The multifamily housing category of building permits for 2-4 units – comprised of duplexes, triplexes and fourplexes – is rarely in the news but, although numerically small compared to single-family and 5+ multifamily, they nonetheless contribute to the overall housing supply around the country.
Few people buy or build a multiunit “plex” property to house themselves and perhaps other family members. Some may occupy one-half and lease the other unit, but the vast majority of multiunit properties are for lease. They compete to some degree with apartments, for-lease single-family and rental condominiums or townhomes.
Some developers cater exclusively to this multifamily development style and build communities and neighborhoods a little at a time (and keep their debt load down), But a lot of the small-scale multifamily development around the country is more of a “mom & pop” operation. Small investors just getting into the real estate rental market can purchase a duplex or fourplex and reduce, if not cover, their mortgage payment with collected rent.
But are the days of the duplex going the way of the dodo bird? Based on the apartment construction trends in the following chart, it looks scary. From 1960-1987, the average ratio of 2-4-unit permits to total residential permits was 7.3%, with a few peaks and valleys in between. In fact, in the early 1980s, plex units comprised more than 10% of all residential units permitted.
That ratio appeared to have leveled off at an annual average of 4.4% from 1988-2008. This period includes some strong national economic growth spurts, including the pre-Great Recession housing bubble. The year 2008 was also the last year the ratio exceeded 4%. From the time of the recession forward, the ratio of plex units to total residential permits has steadily declined. From 2009-July 2017, the ratio for plexes has fallen to less than 3%, averaging 3.3%.
For comparison, the ratio of 5+ multifamily housing units to total units permitted also is included in the above chart. While apartment construction trends have fluctuated in 5+ unit permitting since 1960, and the long-term general trend for 5+ multifamily has a slight downward tilt, the post-recession trend for 5+ permitting is upward.

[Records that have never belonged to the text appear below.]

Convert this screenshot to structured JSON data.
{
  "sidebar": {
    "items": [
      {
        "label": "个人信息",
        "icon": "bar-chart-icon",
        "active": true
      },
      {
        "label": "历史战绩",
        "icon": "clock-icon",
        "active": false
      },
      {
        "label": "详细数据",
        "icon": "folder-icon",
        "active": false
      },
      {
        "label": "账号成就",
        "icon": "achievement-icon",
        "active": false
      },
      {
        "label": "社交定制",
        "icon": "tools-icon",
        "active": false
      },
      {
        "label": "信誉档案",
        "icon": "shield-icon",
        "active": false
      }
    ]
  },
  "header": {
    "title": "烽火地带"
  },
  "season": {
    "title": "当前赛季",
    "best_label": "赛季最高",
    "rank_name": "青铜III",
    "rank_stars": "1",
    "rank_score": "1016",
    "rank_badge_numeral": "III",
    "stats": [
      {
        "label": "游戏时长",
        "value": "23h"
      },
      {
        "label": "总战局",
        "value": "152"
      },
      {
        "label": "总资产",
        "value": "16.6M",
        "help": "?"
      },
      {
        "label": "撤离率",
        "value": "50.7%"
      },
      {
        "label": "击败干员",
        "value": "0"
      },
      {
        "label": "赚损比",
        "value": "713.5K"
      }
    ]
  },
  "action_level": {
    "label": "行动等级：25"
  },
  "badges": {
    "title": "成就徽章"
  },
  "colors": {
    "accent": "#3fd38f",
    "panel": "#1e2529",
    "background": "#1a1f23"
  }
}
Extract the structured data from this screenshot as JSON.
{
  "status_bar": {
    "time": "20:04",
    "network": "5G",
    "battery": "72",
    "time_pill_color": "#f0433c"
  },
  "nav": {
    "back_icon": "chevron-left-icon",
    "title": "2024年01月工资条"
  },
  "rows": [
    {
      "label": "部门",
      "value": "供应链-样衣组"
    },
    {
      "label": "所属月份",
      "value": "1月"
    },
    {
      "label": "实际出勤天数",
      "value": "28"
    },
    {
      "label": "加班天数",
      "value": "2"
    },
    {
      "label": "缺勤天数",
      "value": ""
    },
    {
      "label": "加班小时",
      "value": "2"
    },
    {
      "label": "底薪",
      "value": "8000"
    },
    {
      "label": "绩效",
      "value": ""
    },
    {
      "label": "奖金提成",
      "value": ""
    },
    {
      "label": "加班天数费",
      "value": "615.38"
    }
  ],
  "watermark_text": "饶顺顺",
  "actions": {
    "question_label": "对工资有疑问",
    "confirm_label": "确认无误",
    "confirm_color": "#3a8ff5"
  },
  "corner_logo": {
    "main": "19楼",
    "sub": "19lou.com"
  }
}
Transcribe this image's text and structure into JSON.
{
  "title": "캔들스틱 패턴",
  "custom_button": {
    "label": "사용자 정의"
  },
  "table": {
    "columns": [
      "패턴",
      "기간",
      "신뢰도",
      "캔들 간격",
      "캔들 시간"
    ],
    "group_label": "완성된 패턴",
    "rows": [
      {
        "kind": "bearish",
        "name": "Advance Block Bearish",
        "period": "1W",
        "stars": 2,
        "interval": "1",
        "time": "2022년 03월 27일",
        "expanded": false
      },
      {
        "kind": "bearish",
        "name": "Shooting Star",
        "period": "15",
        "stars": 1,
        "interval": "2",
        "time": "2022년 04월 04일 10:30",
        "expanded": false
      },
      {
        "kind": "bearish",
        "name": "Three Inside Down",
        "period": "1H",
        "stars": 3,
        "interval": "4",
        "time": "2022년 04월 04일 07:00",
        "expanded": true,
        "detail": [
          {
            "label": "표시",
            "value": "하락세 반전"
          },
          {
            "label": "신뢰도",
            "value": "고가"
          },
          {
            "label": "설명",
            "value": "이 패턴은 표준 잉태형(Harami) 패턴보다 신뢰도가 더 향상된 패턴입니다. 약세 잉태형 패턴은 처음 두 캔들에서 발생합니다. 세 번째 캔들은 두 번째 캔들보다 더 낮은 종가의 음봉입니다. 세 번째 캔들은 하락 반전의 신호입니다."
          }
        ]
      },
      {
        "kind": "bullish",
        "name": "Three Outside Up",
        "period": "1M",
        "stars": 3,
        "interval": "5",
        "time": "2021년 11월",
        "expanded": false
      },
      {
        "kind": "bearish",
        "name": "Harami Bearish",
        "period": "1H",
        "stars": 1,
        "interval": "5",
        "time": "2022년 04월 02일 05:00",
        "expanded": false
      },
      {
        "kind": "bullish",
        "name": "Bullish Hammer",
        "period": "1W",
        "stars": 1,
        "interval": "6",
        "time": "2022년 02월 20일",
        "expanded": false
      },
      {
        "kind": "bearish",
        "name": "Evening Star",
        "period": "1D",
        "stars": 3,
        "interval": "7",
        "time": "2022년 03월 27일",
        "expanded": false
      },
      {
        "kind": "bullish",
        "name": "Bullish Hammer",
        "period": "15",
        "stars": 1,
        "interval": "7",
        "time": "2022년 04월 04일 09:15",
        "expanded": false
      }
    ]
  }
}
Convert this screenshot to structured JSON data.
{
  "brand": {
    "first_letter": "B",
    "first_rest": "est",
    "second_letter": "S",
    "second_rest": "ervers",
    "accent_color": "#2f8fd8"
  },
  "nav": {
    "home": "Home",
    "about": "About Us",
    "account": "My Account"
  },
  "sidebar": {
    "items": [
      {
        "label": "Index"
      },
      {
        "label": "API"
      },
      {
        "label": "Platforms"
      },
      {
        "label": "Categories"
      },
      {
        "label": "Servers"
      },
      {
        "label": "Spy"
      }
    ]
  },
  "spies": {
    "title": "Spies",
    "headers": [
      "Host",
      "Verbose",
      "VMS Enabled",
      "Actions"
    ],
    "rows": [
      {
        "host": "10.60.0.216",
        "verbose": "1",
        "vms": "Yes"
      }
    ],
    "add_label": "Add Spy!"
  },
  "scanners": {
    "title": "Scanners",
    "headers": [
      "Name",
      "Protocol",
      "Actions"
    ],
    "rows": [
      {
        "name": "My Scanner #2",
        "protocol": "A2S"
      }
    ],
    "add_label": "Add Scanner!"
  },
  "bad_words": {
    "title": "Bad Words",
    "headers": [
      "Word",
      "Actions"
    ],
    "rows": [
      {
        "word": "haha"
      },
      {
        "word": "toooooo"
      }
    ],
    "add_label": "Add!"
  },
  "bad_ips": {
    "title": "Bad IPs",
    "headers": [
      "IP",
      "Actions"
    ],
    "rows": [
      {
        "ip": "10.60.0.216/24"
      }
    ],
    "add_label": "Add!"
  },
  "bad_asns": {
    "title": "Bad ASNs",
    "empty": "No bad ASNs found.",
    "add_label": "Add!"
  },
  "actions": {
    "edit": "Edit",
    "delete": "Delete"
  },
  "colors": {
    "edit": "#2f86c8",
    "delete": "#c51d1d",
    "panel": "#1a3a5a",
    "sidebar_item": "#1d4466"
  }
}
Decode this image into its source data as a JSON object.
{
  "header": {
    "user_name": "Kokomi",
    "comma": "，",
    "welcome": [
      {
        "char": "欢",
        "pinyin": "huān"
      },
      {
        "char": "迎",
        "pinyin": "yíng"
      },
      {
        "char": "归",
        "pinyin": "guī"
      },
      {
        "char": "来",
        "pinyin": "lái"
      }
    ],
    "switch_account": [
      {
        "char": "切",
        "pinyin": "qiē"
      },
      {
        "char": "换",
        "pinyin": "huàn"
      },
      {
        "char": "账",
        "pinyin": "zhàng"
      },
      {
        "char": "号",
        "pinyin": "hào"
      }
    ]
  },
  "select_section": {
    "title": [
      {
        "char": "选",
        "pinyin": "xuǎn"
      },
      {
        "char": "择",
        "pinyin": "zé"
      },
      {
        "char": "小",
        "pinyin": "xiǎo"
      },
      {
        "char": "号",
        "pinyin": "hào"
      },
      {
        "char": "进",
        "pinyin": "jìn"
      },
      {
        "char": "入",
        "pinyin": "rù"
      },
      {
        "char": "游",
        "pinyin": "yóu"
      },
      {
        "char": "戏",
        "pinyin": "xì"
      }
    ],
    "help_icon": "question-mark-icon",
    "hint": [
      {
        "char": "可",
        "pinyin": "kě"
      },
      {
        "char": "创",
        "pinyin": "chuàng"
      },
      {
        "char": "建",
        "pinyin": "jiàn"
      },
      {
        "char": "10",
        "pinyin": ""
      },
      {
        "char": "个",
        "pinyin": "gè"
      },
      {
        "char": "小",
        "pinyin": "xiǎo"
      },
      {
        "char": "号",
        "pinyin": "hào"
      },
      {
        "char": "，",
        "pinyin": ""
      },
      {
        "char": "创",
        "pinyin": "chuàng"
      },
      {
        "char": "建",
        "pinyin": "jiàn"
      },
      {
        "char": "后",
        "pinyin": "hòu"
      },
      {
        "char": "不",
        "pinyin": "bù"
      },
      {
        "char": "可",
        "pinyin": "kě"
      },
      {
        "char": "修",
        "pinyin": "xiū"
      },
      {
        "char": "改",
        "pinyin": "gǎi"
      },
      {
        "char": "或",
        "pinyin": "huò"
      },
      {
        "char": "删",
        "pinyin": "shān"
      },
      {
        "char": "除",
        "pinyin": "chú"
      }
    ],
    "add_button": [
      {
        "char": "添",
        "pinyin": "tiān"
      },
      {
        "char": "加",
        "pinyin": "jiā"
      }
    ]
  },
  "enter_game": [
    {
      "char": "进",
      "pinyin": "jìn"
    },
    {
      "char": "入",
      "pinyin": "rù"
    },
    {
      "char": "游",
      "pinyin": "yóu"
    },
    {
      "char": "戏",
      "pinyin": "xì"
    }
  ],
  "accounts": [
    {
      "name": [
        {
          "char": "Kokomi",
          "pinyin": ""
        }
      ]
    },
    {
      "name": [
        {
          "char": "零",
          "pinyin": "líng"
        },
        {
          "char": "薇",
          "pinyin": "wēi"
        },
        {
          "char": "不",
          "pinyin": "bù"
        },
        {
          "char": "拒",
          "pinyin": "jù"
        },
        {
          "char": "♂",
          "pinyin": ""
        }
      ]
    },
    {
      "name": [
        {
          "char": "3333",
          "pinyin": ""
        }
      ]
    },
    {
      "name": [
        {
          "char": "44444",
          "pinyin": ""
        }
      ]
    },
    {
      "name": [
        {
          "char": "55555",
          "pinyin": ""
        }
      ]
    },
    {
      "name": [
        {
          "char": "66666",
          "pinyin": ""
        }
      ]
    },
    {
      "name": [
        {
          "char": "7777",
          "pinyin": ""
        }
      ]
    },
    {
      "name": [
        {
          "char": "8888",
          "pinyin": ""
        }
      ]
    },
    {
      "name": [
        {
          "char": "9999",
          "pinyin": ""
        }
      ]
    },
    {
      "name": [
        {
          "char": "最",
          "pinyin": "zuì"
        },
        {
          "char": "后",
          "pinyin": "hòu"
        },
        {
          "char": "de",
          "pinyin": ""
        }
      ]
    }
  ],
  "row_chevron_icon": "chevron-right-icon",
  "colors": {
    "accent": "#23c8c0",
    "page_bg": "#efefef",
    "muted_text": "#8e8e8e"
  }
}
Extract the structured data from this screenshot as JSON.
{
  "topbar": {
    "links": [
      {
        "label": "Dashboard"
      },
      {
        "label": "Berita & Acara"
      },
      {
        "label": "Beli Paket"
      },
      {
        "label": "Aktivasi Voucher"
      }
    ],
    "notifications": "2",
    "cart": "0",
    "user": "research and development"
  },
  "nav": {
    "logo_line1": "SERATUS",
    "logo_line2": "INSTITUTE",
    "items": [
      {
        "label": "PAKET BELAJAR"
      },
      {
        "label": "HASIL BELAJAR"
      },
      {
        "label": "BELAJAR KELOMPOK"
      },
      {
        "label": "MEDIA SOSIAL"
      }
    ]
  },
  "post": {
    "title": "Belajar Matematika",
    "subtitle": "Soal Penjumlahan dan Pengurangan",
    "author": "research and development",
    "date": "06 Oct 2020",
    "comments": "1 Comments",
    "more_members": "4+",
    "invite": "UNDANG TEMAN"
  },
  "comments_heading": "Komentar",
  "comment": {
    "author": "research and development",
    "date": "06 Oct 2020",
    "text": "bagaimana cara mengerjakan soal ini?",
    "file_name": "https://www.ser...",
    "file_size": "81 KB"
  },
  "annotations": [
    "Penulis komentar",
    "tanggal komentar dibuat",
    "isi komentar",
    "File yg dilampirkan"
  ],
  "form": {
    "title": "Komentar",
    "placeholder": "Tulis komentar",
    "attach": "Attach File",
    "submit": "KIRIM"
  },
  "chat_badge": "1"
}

The long-term trend for plexes has a steeper decline than the 5+ multifamily category’s long-term trend.
Again, does this mean the eventual end of new development for 2-4-unit buildings? Not likely. As seen in the following chart, the number of 2-4-unit buildings has been increasing slowly since the Great Recession, along with single-family units, according to apartment construction trends. Historically, plex and single-family permitting have tracked closely together (the chart shows only the 1990-present period). However, it is evident that the gap in growth rates has increased between them since about 2013, with the exception of an unusually strong year in 2016 for plexes.
While the 2-4-unit housing option will not likely disappear, they comprise a shrinking share of total multifamily housing options. Competition from the huge increase in rental single-family properties (because of foreclosures from the housing bust) has dampened demand for attached 2-4-unit rentals. Why rent an attached property when you can have a home and yard to yourself? Eventually, some of these single-family rentals will return to the owner market as prices increase and demand continues, reducing the pressure on 2-4-unit rentals.